|Once upon a time, I was a new mom too|
Six years ago, Z was 3 months old and I was heading back to work. I'd spent weeks nursing her through DVD-watching marathons of Gilmore Girls and The O.C., and while I was nervous about leaving her two days a week at our neighbor's home daycare, I was even more freaked out about those other three workdays, when my child was going to be cared for by Josh--proud parent, but utterly inexperienced when it came to caring for babies and children.
Our next-door neighbor Sharon was my (and Josh's) go-to gal when it came to parenting advice. I admired her children's collection of attractive wooden toys and knew I could count on her to always have Infant Tylenol (and Motrin!) in her medicine cabinet. Heck, "going potty at Sharon's house" was a major incentive when it came to toilet training.
Now Sharon's moved up the street to a bigger, better house (and replaced most of those wooden toys with sports gear, a Wii and a Dish subscription) and our elderly neighbor to the south passed on. Two new couples moved in on either side of us in the last year and both are expecting babies in the next month or so. I don't know if they'll look to me as the "experienced mom" next door, but if they do, I'd share what worked for me. It's not the same as advice, because I don't assume what's right for our family is some kind of gold standard.
1. Swaddle for the first month, but don't force it if your baby hates it. Z loved a tight swaddle and A wanted her arms free from the moment she was born.
2. Try to get your baby to accept a pacifier. Or you may become the pacifier.
3. Give breastfeeding a shot. I found it easy and convenient and snuggly as all hell. And I loved having an extra 500 calories in my diet. I breastfed exclusively for about 6 months and then supplemented with formula for another 6-8. There's no shame in using formula. Pumping at work does get old and since no one was giving out gold medals for breastfeeding, I took the path of less resistance.

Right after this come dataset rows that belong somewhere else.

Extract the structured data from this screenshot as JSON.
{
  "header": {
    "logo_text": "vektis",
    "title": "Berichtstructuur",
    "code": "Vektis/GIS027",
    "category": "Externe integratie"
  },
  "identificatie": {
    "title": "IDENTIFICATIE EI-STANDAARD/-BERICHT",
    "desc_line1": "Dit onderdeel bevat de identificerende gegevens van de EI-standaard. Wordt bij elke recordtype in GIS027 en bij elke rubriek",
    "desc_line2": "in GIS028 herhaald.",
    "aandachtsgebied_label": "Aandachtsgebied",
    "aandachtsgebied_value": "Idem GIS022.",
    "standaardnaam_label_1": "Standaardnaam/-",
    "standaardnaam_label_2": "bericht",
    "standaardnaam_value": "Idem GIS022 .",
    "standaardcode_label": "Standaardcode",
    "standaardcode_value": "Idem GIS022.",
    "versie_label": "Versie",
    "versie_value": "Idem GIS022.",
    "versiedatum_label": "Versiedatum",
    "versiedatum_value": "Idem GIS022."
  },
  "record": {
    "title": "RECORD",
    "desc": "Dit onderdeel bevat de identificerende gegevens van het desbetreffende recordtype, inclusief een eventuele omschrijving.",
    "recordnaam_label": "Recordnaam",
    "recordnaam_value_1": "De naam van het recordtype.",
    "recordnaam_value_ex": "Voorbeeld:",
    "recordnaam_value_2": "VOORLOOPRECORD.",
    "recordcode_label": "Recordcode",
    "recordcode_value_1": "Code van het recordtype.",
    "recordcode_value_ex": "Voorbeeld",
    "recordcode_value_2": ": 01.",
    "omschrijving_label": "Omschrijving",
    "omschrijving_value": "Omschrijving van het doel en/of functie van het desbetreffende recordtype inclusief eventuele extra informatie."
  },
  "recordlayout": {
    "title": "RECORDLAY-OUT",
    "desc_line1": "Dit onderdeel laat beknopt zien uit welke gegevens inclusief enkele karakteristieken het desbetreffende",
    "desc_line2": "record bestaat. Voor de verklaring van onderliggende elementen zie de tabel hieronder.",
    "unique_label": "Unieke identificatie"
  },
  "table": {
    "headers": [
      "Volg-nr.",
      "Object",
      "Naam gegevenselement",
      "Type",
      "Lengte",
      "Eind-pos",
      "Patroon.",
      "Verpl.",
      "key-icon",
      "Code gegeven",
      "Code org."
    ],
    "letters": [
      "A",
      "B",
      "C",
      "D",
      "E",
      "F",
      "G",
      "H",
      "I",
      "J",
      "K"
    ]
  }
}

4. Read Healthy Sleep Habits, Happy Child and follow Dr. Weissbluth's advice. The ability to sleep is a skill you need to teach your child. Don't believe the crazies who say you'll damage your 6 month old if you let him cry it out.
5. Wear your baby. I loved the wrap-style carriers for infants and the Ergo for slightly older babies.
6. But get a stroller too. If you've got the cash, start with a snap-and-go style stroller for your infant car seat and graduate to a well-made umbrella stroller. Get a used jogger or all-terrain stroller if you encounter a lot of rough roads or paths.
7. Don't go crazy with the baby equipment, but be sure to get a bouncy chair, an infant car seat, a high chair or booster seat and a Britax convertible car seat. Hit up yard sales, consignment sales and parents with kids a year or two older than yours for craptastic plastic toys, pack n plays, exersaucers and the rest.
8. Go out to eat and take your infant with you. You won't be enjoying your meals out in 5 or 6 months, I promise you. And travel while your baby is still young. Moms get nervous about taking their new babies on a plane, but as long as you've got a boob and/or a bottle, she'll be happy (and fly free!). It's one year olds who are holy terrors in flight.
9. Make friends. Having a baby is your free pass to making new friends. Just as my six year old makes friends with kids for any reason ("Hey, you like Harry Potter and I like Harry Potter--let's be friends!"), so do moms ("You've got a 2 month old and I've got a 3 month old--let's hang out with our tits out!").
10. Vaccinate. The data is in. The scaremongers were at best ill-informed and at worst committing fraud.